Published by Kira on April 26, 2016

Pages: 384

Genres: psychological thriller, mystery, suspense

Rating: 4 stars

Recommend to fans of: dramatic intense Lifetime Movies, disturbed and smart teenage girls, supposedly perfect rich neighborhoods

Read with food: strawberry lemonade to sip by the pool

 

Synopsis:

Liz McGinnis never imagined herself living in a luxurious gated community like The Palms. Ever since she and her family moved in, she’s felt like an outsider amongst the Stepford-like wives and their obnoxiously spoiled children. Still, she’s determined to make it work—if not for herself, then for her husband, Phil, who landed them this lavish home in the first place, and for her daughter, Danielle, who’s about to enter high school.

Yet underneath the glossy veneer of The Palms, life is far from idyllic. In a place where reputation is everything, Liz soon discovers that even the friendliest residents can’t be trusted—and almost everyone has secrets they’d do anything to protect. So when the gorgeous girl next door befriends Danielle, Liz can’t help but find sophisticated Kelsey’s interest in her shy and slightly nerdy daughter a bit suspicious.

But while Kelsey quickly becomes a fixture in the McGinnis home, Liz’s relationships with both Danielle and Phil grow strained. Now even her own family seems to be hiding things, and it’s not long before their dream of living the high life quickly spirals out of control…

Review: 

The Drowning Girls is an addictive novel.

Creepy, suspense filled, and dramatic people make up the characters in this story.

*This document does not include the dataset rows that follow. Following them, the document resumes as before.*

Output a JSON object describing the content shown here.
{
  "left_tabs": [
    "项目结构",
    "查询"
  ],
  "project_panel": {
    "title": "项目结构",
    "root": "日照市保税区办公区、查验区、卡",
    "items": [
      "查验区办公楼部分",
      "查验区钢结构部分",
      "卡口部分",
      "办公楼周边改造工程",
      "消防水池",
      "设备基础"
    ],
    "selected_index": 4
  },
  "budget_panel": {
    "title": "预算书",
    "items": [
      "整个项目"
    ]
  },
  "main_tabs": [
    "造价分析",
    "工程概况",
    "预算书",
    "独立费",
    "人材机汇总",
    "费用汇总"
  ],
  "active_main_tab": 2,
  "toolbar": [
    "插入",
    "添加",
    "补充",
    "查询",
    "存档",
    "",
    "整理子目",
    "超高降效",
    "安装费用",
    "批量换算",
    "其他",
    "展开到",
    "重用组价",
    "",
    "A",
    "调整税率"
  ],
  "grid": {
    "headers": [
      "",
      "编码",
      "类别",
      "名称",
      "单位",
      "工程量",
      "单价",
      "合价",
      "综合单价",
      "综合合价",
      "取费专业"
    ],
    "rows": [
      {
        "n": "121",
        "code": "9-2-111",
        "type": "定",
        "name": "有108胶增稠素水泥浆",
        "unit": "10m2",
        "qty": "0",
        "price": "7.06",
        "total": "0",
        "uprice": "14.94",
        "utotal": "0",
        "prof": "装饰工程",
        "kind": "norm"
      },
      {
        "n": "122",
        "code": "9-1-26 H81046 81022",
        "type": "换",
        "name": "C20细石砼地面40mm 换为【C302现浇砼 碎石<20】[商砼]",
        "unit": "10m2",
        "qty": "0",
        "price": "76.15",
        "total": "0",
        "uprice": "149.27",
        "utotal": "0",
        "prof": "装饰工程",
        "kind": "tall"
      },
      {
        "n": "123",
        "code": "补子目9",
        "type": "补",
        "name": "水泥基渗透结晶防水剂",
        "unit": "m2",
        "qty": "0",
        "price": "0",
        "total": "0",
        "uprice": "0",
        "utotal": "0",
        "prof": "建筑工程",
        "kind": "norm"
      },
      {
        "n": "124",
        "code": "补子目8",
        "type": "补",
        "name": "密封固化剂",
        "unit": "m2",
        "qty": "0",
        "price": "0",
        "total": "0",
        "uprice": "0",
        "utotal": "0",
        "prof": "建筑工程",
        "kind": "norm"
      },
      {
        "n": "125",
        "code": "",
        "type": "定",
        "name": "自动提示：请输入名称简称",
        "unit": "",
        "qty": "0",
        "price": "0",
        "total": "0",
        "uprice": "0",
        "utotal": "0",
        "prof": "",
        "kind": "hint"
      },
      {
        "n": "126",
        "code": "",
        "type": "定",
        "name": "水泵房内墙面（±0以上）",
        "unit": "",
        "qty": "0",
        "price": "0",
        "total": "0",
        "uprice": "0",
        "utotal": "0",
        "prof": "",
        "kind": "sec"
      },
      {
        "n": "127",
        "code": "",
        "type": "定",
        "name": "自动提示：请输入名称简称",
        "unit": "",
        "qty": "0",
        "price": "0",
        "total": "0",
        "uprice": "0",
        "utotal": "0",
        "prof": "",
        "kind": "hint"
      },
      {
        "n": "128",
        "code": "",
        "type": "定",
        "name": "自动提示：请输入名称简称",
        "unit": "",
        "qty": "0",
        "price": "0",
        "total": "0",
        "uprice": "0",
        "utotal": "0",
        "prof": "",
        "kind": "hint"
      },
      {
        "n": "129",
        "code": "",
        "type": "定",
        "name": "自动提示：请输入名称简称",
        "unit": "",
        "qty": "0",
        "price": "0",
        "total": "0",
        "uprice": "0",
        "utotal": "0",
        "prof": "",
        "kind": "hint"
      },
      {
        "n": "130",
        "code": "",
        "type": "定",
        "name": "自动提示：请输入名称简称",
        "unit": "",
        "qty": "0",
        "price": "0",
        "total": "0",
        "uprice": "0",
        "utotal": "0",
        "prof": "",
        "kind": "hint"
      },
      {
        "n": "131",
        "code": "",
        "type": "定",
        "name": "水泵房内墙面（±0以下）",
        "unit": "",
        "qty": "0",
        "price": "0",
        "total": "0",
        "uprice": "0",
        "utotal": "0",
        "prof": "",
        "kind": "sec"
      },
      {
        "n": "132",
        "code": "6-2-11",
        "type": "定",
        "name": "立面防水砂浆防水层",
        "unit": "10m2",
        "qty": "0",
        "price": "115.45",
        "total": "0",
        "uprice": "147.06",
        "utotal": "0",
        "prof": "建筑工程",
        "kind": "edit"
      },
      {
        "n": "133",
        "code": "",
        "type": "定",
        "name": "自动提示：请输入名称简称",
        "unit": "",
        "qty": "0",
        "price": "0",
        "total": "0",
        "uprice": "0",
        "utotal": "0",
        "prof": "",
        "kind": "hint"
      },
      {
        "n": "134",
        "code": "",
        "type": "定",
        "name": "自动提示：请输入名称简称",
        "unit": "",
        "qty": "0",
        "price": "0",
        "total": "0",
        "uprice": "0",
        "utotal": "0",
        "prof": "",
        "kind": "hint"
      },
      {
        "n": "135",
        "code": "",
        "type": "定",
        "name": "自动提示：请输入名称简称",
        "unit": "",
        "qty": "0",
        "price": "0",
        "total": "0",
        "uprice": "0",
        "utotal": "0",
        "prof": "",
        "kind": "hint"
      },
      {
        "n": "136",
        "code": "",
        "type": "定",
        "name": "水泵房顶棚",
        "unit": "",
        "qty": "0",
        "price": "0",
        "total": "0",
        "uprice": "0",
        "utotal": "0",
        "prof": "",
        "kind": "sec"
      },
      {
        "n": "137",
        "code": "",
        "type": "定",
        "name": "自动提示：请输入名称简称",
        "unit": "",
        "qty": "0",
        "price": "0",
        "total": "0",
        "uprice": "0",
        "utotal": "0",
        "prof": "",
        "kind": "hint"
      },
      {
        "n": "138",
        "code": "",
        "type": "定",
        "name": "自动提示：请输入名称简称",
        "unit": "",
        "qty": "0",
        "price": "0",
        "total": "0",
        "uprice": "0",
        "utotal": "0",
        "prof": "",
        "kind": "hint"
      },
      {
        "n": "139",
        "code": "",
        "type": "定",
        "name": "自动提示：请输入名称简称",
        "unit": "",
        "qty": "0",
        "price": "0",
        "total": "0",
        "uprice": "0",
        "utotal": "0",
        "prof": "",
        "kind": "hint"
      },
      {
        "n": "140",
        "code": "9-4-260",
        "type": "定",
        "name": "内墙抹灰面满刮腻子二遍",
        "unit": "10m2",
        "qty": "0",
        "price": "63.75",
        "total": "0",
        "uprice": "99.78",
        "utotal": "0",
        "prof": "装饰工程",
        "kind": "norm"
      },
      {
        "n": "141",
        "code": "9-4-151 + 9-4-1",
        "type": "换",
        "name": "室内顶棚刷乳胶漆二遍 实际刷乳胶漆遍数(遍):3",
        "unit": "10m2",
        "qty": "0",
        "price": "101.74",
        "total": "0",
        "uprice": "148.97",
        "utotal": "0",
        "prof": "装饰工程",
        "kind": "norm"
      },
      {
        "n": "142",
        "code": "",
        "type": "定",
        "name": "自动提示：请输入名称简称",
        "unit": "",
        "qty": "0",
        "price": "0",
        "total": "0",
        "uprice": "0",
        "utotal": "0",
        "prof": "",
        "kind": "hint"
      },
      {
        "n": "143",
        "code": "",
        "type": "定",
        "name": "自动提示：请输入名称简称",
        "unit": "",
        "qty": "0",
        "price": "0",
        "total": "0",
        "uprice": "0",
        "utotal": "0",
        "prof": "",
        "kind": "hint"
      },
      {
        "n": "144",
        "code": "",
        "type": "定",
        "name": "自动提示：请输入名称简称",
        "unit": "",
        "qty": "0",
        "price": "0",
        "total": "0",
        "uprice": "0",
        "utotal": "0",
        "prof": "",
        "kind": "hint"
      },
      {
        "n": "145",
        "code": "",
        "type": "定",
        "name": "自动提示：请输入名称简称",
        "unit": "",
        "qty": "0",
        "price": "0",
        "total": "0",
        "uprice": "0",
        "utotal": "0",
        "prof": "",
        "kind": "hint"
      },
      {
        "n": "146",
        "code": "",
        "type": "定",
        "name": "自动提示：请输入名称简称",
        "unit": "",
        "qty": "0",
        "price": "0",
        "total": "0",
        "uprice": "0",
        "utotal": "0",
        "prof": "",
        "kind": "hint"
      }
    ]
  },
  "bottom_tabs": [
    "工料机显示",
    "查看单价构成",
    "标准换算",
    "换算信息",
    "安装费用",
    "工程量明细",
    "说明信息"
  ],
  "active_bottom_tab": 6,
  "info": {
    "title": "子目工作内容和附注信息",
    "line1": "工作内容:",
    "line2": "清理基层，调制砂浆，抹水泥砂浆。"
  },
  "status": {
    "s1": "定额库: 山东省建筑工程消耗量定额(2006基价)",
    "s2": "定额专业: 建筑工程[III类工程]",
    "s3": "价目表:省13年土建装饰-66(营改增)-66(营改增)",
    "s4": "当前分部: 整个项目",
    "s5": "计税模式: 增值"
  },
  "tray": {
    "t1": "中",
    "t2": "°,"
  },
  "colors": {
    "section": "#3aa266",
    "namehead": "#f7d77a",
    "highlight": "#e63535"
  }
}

Is the book the most original in terms of plot lines? … No, but it’s so entertaining.

I couldn’t stop reading.

The Drowning Girls has the vibe of a Lifetime Movie and episode of Law and Order SVU. Kelsey, the teenager, is conniving, smart and highly disturbed. Phil, the man she is obsessed with isn’t completely innocent either. The stress from Kelsey’s obsessions reveals the true nature of all involved.

I highly recommend this addictive, page turning, drama filled book!

 

I want to read more books with a similar vibe. Anyone have any suggestions?